The ministry statement followed a meeting in Baghdad between Iraqi army chief of staff Lt. Gen. Othman Al-Ghanimi and Russian Ambassador Maksim Maksimov, as well as a newly arrived defense attache.
The meeting comes during an uncertain moment in the future of Iraq-U.S. military relations, following the Jan. 3 U.S. drone strike that killed Iran’s most powerful military commander, Gen. Qassem Soleimani, and Iraqi senior militia leader Abu Mahdi al-Muhandis near Baghdad airport. The attack prompted powerful Shiite parties to call for an overhaul of the existing strategic set-up between Iraq and the U.S.-led coalition.
Al-Ghanimi praised Moscow’s role in the battle against the Islamic State group, saying they had provided “our armed forces with advanced and effective equipment and weapons that had a major role in resolving many battles,” according to the ministry statement.
The statement said the sides discussed prospects for “cooperation and coordination.” Both parties emphasized the importance of exchanging information and coordination to prevent the resurgence of ISIS.
Maksimov extended an invitation to al-Ghanimi to visit Russia and meet with his counterpart “within the framework of strengthening cooperation between the two sides,” the statement said.
There was no immediate comment from Moscow.
A senior Iraqi military intelligence official told The Associated Press that Russia, among other countries, has come forward to offer military support in the wake of fraught US.-Iraq relations following Soleimani’s killing.
“Iraq still needs aerial reconnaissance planes. There are countries that have given signals to Iraq to support us or equip us with reconnaissance planes such as Russia and Iran,” said the official, who requested anonymity because of the sensitive nature of the information.
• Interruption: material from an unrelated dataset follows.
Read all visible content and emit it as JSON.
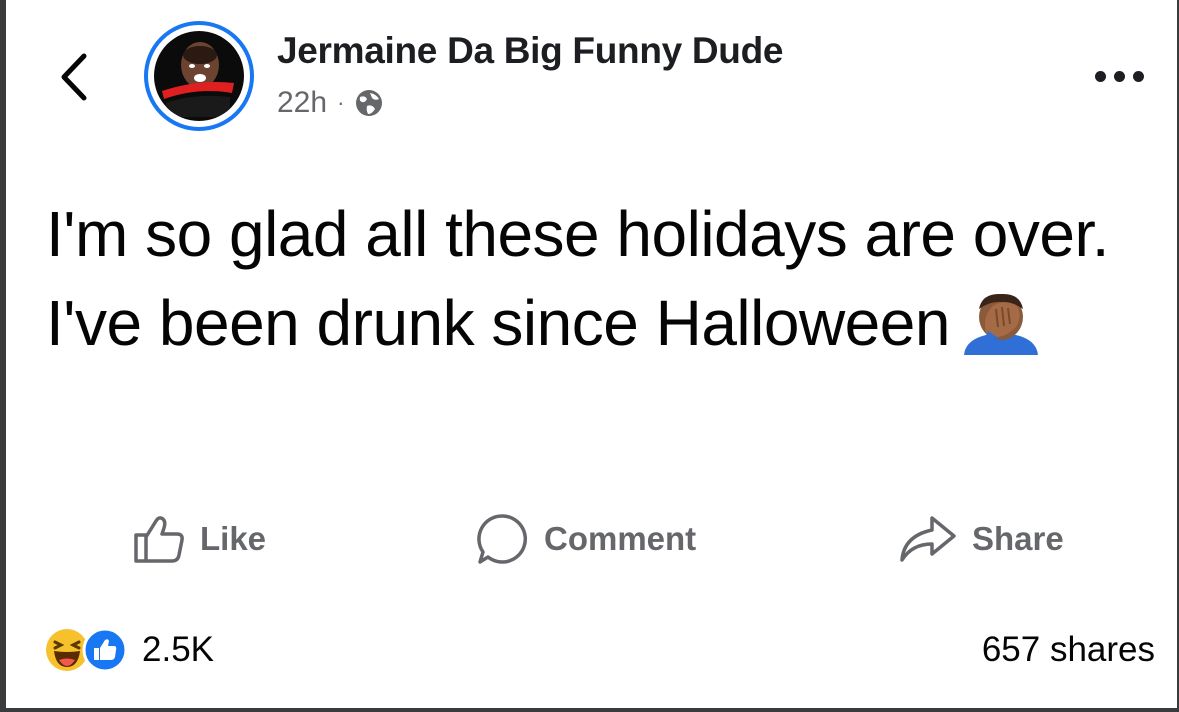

In response to the drone strike that killed Soleimani, Iraq’s Parliament passed a non-binding resolution urging a U.S. troop withdrawal, and then caretaker Prime Minister Adel Abdul-Mahdi openly called for a troop withdrawal.
Since then, Iraqi leaders have scaled back the saber-rattling rhetoric. But behind closed doors, the bitterness has poisoned the partnership.
Senior Iraqi military officials told AP this week that Iraq told its military not to seek assistance from the U.S.-led coalition in joint operations targeting the Islamic State group and to minimize cooperation. Marine Gen. Frank McKenzie, the top U.S. commander in the Middle East, acknowledged recently that relations with Iraq were “in a period of turbulence.”